**THE PROBLEM:** Please check every line of the listing for "icon" and copy each line where it is found.

**RECORDS:**
*-*-*

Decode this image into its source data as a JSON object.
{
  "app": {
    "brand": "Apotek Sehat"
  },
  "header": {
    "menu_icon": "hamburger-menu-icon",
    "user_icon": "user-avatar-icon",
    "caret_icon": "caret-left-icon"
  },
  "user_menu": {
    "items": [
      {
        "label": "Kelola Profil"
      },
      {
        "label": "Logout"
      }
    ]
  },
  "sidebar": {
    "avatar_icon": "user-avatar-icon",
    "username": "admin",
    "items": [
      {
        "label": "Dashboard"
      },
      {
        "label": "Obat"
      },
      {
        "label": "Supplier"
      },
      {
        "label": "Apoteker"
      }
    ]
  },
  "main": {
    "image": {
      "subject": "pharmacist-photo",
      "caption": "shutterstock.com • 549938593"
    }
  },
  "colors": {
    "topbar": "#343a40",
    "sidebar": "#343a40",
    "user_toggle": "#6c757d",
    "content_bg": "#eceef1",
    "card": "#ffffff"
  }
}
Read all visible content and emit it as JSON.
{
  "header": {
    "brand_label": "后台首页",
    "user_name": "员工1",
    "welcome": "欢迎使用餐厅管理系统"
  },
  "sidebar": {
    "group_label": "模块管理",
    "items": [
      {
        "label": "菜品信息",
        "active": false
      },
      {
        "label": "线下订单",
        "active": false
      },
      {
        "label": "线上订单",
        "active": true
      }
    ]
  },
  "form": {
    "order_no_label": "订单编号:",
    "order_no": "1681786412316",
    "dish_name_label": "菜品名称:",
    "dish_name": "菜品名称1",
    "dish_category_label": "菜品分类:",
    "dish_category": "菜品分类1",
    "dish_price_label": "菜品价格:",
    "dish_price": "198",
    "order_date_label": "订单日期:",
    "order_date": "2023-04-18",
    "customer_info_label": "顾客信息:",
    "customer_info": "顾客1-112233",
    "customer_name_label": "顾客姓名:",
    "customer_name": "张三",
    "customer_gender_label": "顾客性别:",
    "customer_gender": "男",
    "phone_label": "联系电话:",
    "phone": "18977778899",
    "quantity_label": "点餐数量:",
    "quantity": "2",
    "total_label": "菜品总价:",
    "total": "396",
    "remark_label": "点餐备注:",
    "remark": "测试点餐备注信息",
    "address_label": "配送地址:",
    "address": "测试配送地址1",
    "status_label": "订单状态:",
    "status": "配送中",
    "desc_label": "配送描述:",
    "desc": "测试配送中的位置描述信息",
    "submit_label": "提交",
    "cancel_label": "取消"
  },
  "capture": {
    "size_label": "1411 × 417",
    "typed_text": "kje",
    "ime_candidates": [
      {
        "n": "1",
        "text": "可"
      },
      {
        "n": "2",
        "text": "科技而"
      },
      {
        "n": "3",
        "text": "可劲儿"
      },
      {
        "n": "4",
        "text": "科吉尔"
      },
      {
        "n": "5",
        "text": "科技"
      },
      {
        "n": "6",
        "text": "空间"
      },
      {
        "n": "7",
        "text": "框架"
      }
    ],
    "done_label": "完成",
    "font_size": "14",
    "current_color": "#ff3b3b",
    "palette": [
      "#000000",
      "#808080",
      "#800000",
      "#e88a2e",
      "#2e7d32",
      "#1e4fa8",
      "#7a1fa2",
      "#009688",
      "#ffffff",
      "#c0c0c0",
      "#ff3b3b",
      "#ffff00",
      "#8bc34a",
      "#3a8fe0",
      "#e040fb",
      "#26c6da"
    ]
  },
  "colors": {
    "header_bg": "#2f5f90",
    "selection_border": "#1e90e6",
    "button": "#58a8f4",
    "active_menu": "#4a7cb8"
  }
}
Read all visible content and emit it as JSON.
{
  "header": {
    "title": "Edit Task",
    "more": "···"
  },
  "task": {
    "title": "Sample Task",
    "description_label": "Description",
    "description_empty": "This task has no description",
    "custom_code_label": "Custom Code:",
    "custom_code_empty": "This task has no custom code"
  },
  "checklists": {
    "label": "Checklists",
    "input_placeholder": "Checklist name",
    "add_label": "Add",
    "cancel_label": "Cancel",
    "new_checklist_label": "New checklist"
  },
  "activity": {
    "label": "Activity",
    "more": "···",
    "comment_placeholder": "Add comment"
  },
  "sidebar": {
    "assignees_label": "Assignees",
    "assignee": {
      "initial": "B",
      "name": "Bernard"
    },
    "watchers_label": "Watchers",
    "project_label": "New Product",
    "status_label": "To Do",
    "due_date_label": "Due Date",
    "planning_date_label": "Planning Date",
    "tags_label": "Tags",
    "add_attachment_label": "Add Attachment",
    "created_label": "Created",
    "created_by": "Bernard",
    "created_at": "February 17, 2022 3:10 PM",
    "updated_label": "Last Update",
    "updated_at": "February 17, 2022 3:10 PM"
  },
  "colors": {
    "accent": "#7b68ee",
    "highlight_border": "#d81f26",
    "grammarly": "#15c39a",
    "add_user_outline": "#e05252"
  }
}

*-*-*

**ANSWER:**
    "menu_icon": "hamburger-menu-icon",
    "user_icon": "user-avatar-icon",
    "caret_icon": "caret-left-icon"
    "avatar_icon": "user-avatar-icon",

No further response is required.